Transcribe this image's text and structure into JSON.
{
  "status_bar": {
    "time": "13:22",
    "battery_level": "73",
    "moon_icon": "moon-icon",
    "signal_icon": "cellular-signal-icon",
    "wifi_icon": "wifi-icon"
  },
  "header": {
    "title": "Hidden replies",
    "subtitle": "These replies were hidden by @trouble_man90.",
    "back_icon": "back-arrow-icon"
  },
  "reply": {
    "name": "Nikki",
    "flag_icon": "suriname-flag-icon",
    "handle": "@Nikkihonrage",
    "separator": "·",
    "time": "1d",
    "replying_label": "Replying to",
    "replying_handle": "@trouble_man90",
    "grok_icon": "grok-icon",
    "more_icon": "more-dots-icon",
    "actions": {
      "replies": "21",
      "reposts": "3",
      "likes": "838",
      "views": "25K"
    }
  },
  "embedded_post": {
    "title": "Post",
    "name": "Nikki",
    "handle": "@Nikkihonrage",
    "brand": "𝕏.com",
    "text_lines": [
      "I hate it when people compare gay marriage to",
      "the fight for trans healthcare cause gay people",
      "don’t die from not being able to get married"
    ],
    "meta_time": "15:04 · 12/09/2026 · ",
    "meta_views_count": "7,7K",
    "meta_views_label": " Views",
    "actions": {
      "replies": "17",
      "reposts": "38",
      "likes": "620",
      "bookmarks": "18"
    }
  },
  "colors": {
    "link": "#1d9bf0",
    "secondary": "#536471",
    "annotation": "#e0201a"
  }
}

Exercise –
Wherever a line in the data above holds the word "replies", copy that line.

Solution to this exercise –
    "title": "Hidden replies",
    "subtitle": "These replies were hidden by @trouble_man90.",
      "replies": "21",
      "replies": "17",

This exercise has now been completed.